**PROBLEM STATEMENT:**
Gather all lines in the data that hold the string "HERE".

Page and application data records
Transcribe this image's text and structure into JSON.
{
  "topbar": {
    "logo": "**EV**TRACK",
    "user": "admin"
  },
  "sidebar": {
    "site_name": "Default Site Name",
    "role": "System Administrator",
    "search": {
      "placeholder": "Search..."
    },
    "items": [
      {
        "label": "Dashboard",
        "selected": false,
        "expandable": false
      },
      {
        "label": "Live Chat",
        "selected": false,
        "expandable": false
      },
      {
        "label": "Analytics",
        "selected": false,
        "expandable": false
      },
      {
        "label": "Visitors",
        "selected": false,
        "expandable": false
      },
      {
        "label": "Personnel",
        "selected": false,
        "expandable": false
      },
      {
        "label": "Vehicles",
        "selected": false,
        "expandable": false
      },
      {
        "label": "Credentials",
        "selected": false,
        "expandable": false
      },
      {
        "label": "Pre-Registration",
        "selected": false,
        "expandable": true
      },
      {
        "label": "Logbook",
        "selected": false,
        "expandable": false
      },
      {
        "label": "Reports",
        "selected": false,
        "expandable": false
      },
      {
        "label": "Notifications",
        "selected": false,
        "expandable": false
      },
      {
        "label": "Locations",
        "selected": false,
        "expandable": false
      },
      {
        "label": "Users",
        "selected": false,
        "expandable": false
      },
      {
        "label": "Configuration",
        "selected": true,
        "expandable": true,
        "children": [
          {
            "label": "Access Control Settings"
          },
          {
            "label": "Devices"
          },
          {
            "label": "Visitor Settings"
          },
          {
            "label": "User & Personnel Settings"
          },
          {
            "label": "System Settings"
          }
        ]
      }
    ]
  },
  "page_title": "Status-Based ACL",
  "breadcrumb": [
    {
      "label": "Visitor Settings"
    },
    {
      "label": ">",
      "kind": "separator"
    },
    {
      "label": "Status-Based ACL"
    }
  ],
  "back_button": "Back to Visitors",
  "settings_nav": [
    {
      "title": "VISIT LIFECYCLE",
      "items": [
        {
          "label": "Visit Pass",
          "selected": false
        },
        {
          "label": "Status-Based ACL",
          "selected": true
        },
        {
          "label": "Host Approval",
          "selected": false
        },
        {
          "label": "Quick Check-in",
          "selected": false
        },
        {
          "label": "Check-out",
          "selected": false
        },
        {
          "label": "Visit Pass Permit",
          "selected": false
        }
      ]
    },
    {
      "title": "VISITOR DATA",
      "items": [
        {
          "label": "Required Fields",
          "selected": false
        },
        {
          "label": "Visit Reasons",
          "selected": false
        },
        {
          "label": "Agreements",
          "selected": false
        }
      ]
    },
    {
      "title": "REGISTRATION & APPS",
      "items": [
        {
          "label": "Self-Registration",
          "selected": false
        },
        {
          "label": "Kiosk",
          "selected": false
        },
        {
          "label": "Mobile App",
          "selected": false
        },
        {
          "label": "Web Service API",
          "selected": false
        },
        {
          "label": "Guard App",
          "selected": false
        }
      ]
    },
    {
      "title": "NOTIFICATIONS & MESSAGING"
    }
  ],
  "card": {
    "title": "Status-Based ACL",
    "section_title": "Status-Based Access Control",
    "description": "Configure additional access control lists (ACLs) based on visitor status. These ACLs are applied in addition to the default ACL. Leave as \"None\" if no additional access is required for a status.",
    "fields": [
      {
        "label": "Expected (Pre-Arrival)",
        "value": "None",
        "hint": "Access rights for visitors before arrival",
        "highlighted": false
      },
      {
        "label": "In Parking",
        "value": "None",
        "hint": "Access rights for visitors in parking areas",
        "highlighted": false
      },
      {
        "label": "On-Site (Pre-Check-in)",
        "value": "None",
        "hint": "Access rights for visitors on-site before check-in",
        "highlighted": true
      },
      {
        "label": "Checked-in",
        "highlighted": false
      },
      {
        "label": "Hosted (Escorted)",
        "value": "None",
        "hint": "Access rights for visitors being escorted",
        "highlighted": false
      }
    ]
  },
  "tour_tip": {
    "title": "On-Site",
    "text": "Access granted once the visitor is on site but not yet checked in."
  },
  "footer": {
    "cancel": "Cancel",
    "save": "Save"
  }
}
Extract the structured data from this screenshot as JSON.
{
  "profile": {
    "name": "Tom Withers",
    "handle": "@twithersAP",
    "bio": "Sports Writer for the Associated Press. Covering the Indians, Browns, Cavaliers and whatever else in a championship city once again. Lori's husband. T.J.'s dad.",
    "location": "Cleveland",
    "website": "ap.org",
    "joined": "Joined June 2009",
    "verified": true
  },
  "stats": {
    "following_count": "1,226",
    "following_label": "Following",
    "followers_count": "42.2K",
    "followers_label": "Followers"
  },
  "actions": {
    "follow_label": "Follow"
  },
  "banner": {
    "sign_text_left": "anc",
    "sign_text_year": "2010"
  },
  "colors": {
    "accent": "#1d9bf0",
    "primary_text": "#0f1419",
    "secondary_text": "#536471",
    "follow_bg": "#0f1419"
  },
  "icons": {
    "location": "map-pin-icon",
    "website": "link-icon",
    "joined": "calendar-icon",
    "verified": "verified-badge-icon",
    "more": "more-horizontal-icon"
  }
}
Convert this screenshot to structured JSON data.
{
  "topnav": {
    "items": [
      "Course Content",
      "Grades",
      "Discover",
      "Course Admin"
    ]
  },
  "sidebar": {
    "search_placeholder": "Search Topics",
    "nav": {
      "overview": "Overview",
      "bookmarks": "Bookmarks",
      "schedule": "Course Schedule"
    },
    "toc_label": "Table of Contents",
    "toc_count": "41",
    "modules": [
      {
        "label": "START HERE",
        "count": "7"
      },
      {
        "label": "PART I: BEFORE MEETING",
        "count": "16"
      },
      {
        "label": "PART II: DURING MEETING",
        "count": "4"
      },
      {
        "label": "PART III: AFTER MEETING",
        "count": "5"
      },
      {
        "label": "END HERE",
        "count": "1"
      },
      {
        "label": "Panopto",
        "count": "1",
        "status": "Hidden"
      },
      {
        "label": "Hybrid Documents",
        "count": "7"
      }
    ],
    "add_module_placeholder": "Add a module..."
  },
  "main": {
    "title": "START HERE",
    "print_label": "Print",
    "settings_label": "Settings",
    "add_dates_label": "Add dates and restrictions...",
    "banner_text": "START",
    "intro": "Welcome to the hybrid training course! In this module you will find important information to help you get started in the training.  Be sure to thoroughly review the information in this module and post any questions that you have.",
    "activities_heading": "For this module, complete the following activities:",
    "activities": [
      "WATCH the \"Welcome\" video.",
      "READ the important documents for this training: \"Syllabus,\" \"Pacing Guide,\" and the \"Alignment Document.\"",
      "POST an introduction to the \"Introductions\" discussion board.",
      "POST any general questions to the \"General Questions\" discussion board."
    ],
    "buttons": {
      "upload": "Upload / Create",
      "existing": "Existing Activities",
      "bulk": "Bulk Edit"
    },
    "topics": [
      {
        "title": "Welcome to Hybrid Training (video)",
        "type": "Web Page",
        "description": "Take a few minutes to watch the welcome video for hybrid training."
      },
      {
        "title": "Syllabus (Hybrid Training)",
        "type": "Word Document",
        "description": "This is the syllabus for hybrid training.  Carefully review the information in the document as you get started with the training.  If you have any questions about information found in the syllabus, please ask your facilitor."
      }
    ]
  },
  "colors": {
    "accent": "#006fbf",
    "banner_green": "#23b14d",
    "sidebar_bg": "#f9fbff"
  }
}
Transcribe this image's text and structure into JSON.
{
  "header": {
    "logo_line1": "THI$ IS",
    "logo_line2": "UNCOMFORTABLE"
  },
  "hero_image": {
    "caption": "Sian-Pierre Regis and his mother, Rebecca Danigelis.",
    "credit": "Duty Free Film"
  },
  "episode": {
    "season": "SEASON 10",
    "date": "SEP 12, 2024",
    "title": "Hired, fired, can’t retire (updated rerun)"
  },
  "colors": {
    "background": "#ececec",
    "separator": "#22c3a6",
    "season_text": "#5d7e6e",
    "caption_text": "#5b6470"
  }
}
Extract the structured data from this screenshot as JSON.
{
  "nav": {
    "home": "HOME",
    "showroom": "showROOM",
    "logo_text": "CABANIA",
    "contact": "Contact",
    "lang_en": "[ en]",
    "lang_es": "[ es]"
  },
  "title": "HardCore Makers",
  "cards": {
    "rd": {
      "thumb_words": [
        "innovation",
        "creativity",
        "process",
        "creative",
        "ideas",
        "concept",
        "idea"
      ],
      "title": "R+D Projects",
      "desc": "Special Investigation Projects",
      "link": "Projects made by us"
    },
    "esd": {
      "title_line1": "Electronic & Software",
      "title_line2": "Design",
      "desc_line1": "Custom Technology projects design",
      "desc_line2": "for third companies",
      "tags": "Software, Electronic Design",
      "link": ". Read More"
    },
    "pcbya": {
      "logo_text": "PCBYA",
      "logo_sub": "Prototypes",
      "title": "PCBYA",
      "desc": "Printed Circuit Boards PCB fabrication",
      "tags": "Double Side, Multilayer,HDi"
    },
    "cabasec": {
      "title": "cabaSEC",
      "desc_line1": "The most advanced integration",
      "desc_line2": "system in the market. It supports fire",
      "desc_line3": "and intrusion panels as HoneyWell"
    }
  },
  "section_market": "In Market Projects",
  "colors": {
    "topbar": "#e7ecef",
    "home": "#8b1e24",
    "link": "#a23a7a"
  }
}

**TASK ANSWER:**
        "label": "START HERE",
        "label": "END HERE",
    "title": "START HERE",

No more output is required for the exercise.